The thing is, we're not working crazy hours (except the aforementioned Mondays), or filling our lives with too many activities, or spending our days in
hard manual labor. But by the end of the week, my heart and my mind is just thread bare.

It's an interesting thing being a spiritual leader-- even if it is just a small college ministry. I feel my successes and failures at work so very deeply. They don't come in the form of stocks or shares, but in people's lives, relationships, and souls.

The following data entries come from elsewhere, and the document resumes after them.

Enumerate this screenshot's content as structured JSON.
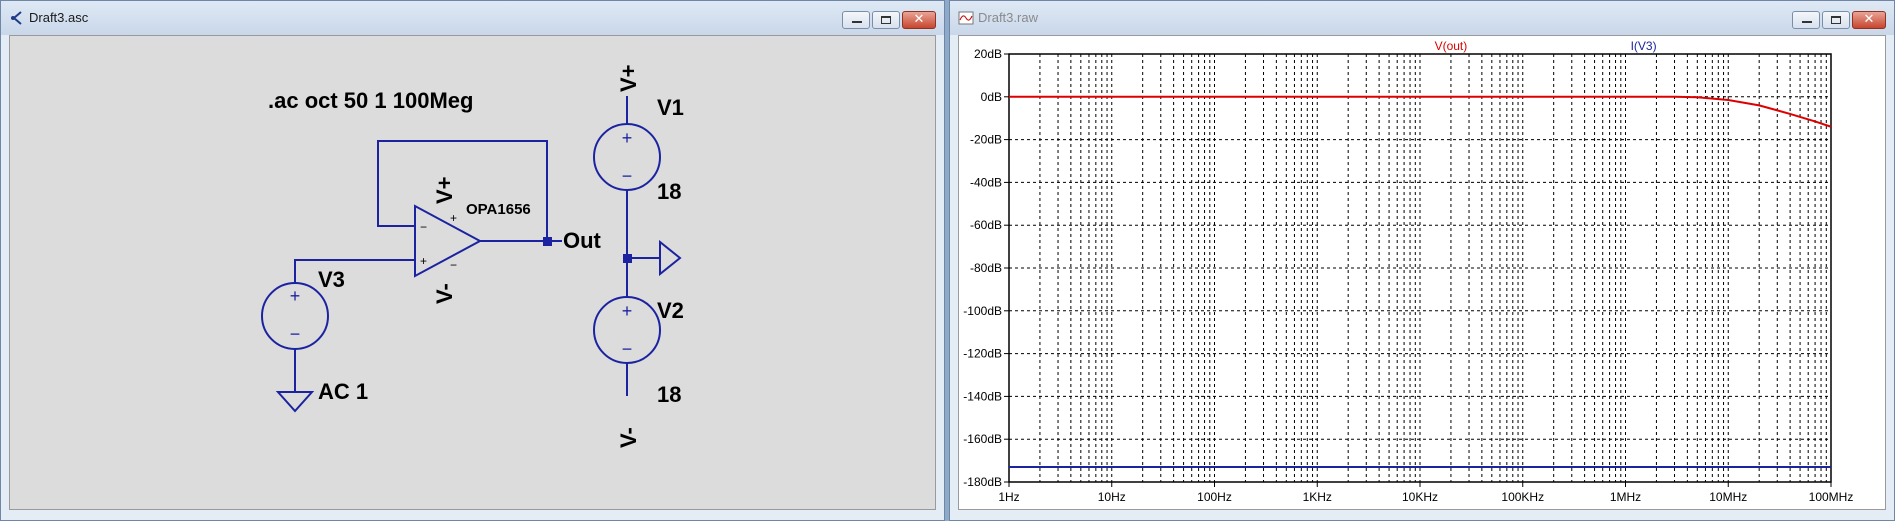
{
  "schematic_window": {
    "title": "Draft3.asc",
    "directive": ".ac oct 50 1 100Meg",
    "opamp": {
      "name": "OPA1656",
      "pos_supply": "V+",
      "neg_supply": "V-",
      "plus": "+",
      "minus": "−"
    },
    "v1": {
      "name": "V1",
      "value": "18",
      "top_net": "V+"
    },
    "v2": {
      "name": "V2",
      "value": "18",
      "bottom_net": "V-"
    },
    "v3": {
      "name": "V3",
      "value": "AC 1"
    },
    "out_label": "Out",
    "source_plus": "+",
    "source_minus": "−"
  },
  "plot_window": {
    "title": "Draft3.raw"
  },
  "window_controls": {
    "minimize": "minimize",
    "maximize": "maximize",
    "close": "✕"
  },
  "colors": {
    "vout": "#dd0000",
    "iv3": "#1c23a0"
  },
  "chart_data": {
    "type": "line",
    "x_scale": "log",
    "xlim": [
      1,
      100000000
    ],
    "ylim": [
      -180,
      20
    ],
    "grid": true,
    "x_ticks": [
      "1Hz",
      "10Hz",
      "100Hz",
      "1KHz",
      "10KHz",
      "100KHz",
      "1MHz",
      "10MHz",
      "100MHz"
    ],
    "y_ticks": [
      "20dB",
      "0dB",
      "-20dB",
      "-40dB",
      "-60dB",
      "-80dB",
      "-100dB",
      "-120dB",
      "-140dB",
      "-160dB",
      "-180dB"
    ],
    "series": [
      {
        "name": "V(out)",
        "color": "#dd0000",
        "x": [
          1,
          1000000,
          3000000,
          5000000,
          10000000,
          20000000,
          40000000,
          70000000,
          100000000
        ],
        "y": [
          0,
          0,
          0,
          -0.2,
          -1.5,
          -4,
          -8,
          -11.5,
          -14
        ]
      },
      {
        "name": "I(V3)",
        "color": "#1c23a0",
        "x": [
          1,
          100000000
        ],
        "y": [
          -173,
          -173
        ]
      }
    ]
  }
}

Of course, seeing the natural ebb & flow of our humanity (along with the rash choices that college students tend to make!) should not send me into a tailspin of failure, but I admit that my emotions mirror my studen
ts' dramatic up's and down's.

I recognized the feeling of trying to drive a car from the passenger seat through the force of my will & emotions, like I was trying to slow everyone down by mashing my feet into the ground. It was exhausting. I recognized that I had no room for other relationships in my life, for creativity, or writing, or even engaging deeply "after hours". Believe it or not, but I actually went a few weeks without cooking much of anything (this is surely a sign that something is very wrong in my life).

Just as you unclench your fist when you look down and realize the tension you were holding
through a scary movie, I began to look around and see (and feel) the weight I was carrying to "save" our students. As I did that, I slowly relaxed and started noticing a desire to cook again (a great first step-- except that Chris is still in a cast, so I always had to clean up my messes in the kitchen). Then, I found in me a hunger to engage in relationships again, and other creative ideas started to flow. It was like I was carrying the eternal destiny of our students' souls around with me, and didn't have the energy to simply be who I was supposed to be.

Of course, the question I keep asking myself is: How do I continue to care deeply about the people I work with, without wearing myself out? How do I walk with others through life's up's and down's without constantly living on a Roller Coaster? How do I live life woven together with our students, without becoming entangled in it all?

It is a constant balancing act of centering myself, taking deep breaths and a step back, and focusing on Something bigger than myself. He brought me here... He'll get me where I need to be.

And then, of course, there's making sure that I am being intentional with those things that give me life. Next up: embroidering a sweatshirt, making crepes, and forcing myself to keep writing.
Wish me luck...